Attire notwithstanding, her many assignments were her steppingstones to becoming a major force -- and eventually a rarity -- in the religious health-care system.
For the next six years, she worked in several capacities at Sisters of St. Mary Health Care System-St. Louis, the unified hospital group that was the precursor to SSM Health Care.
In 1986, Sister Mary Jean was named the first president and CEO of SSM Health Care, the newly expanded system of hospitals, nursing homes and health-related businesses.
The system is governed by a board that consists of members of the Franciscan Sisters of Mary, SSM's sponsoring congregation, and lay people.
SSM Health Care operates seven hospitals in the St. Louis region: SSM Cardinal Glennon Children's Medical Center in St. Louis; SSM DePaul Health Center in Bridgeton; SSM St. Clare Health Center in Fenton; SSM St. Joseph Health Center in St. Charles; SSM St. Joseph Health Center in Wentzville SSM; St. Joseph Hospital West in Lake Saint Louis; and SSM St. Mary's Health Center in Richmond Heights. SSM St. Joseph Hospital of Kirkwood was part of the SSM system until it closed in 2009.
The system also includes the SSM Managed Care Organization and a physicians' organization, SSM Health Care-St. Louis Medical Group.
When Sister Mary Jean began her career, most U.S. Catholic hospitals were founded and run by nuns. No more. In fewer than 50 years, the habits are gone, along with religious leadership at Catholic hospitals.
According to Catholic Online, in 1970, clergy or religious oversaw virtually every Catholic hospital in the United States, or nearly 800 hospitals. With Sister Mary Jean's departure, today that number is down to eight of 636 hospitals.
She is the last nun to serve as CEO of a Catholic hospital in the United States. With her departure, only 11 nuns remain at SSM; none is a senior administrator.
At SSM, Sister Mary Jean led a system that now boasts nearly 23,000 employees, including 6,500 physicians serving in 15 hospitals and two nursing homes in Missouri, Illinois, Oklahoma and Wisconsin. Operating revenue quintupled during her tenure.
"I was just willing to do things if I was asked," she said. "The congregation has provided everything in my life from education to experience and I felt anything I could do to repay that, I would."
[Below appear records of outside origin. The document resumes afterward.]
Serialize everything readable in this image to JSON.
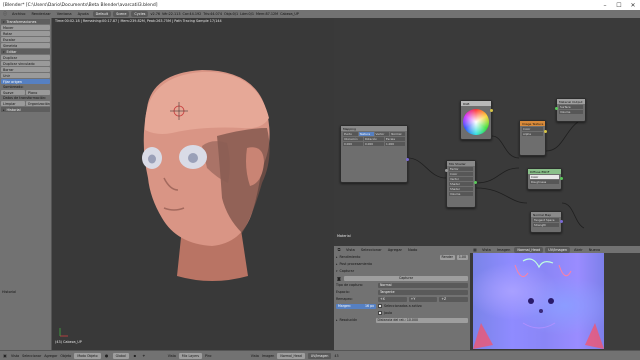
{
  "window": {
    "title": "[Blender* [C:\\Users\\Dario\\Documents\\Beta Blender\\avarcatil3.blend]",
    "controls": [
      "–",
      "☐",
      "✕"
    ]
  },
  "info_header": {
    "menus": [
      "Archivo",
      "Renderizar",
      "Ventana",
      "Ayuda"
    ],
    "layout": "Default",
    "scene": "Scene",
    "engine": "Cycles",
    "stats": [
      "v2.76",
      "Vér:22.113",
      "Car:44.192",
      "Tris:44.074",
      "Objs:0/1",
      "Lám:0/1",
      "Mem:87.12M",
      "Cabeza_UP"
    ]
  },
  "toolshelf": {
    "sections": [
      {
        "label": "Transformaciones",
        "items": [
          "Mover",
          "Rotar",
          "Escalar",
          "Simetría"
        ]
      },
      {
        "label": "Editar",
        "items": [
          "Duplicar",
          "Duplicar vinculado",
          "Borrar",
          "Unir"
        ]
      }
    ],
    "set_origin": "Fijar origen",
    "shading_label": "Sombreado:",
    "shading": [
      "Suave",
      "Plano"
    ],
    "datos_transf_label": "Datos de transformación:",
    "limpiar": "Limpiar",
    "organizacion": "Organización",
    "historial": "Historial",
    "bottom_label": "Historial"
  },
  "viewport": {
    "render_info": "Time:00:02.18 | Remaining:00:17.87 | Mem:239.82M, Peak:263.75M | Path Tracing Sample 17/144",
    "object_label": "(43) Cabeza_UP"
  },
  "node_editor": {
    "label": "Material",
    "nodes": {
      "mapping": {
        "title": "Mapping",
        "tabs": [
          "Punto",
          "Textura",
          "Vector",
          "Normal"
        ],
        "rows": [
          "Ubicación",
          "Rotación",
          "Escala",
          "0.000",
          "0.000",
          "1.000"
        ]
      },
      "mix": {
        "title": "Mix Shader",
        "rows": [
          "Factor",
          "Color",
          "Vector",
          "Shader",
          "Shader",
          "Volume"
        ]
      },
      "color": {
        "title": "RGB"
      },
      "texture": {
        "title": "Image Texture",
        "rows": [
          "Color",
          "Alpha"
        ]
      },
      "out": {
        "title": "Material Output",
        "rows": [
          "Surface",
          "Volume",
          "Displacement"
        ]
      },
      "ramp": {
        "title": "Diffuse BSDF",
        "rows": [
          "Color",
          "Roughness"
        ]
      },
      "bottom": {
        "title": "Normal Map",
        "rows": [
          "Tangent Space",
          "Strength"
        ]
      }
    }
  },
  "properties": {
    "header_items": [
      "Vista",
      "Seleccionar",
      "Agregar",
      "Nodo"
    ],
    "rows": [
      {
        "type": "field",
        "label": "Rendimiento",
        "value": "Render",
        "right": "1.00"
      },
      {
        "type": "section",
        "label": "Post procesamiento"
      },
      {
        "type": "section",
        "label": "Capturar"
      }
    ],
    "bake_button": "Capturar",
    "bake_type_label": "Tipo de captura:",
    "bake_type": "Normal",
    "space_label": "Espacio:",
    "space": "Tangente",
    "swizzle_label": "Remapeo:",
    "swizzle": [
      "+X",
      "+Y",
      "+Z"
    ],
    "margin_label": "Margen:",
    "margin": "16 px",
    "selected_to_active": "Seleccionados a activo",
    "cage": "Jaula",
    "distance": "Distancia del rat.: 10.000",
    "resolution_label": "Resolución"
  },
  "uv_editor": {
    "header_items": [
      "Vista",
      "Imagen"
    ],
    "image_name": "Normal_Head",
    "mode": "UV/Imagen",
    "right_items": [
      "Abrir",
      "Nuevo"
    ]
  },
  "statusbar": {
    "items": [
      "Vista",
      "Seleccionar",
      "Agregar",
      "Objeto",
      "Modo Objeto",
      "Global"
    ],
    "right_items": [
      "Vista",
      "Mix Layers",
      "Pinc"
    ],
    "uv_items": [
      "Vista",
      "Imagen",
      "Normal_Head",
      "UV/Imagen"
    ],
    "frame": "43"
  },
  "colors": {
    "panel": "#727272",
    "viewport": "#393939",
    "accent_blue": "#5680c2",
    "skin": "#e1a08f",
    "socket_yellow": "#d6c446",
    "socket_gray": "#9a9a9a",
    "socket_purple": "#7a6ad6",
    "socket_green": "#5ac85a"
  }
}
She did it without ever losing her small town persona.
"Sister Mary Jean is a very simple, humble woman, uncomfortable with some of the trappings of the job," said William P. Thompson, Sister Mary Jean's handpicked successor.
Suzy Farren, SSM's president of communications, concurred. "She would come to meetings with her usual little lunch bag -- yogurt, hard-boiled eggs and radishes she brought from home -- while others were eating the provided box lunches."
Next: Sr. Mary Jean built quality to last.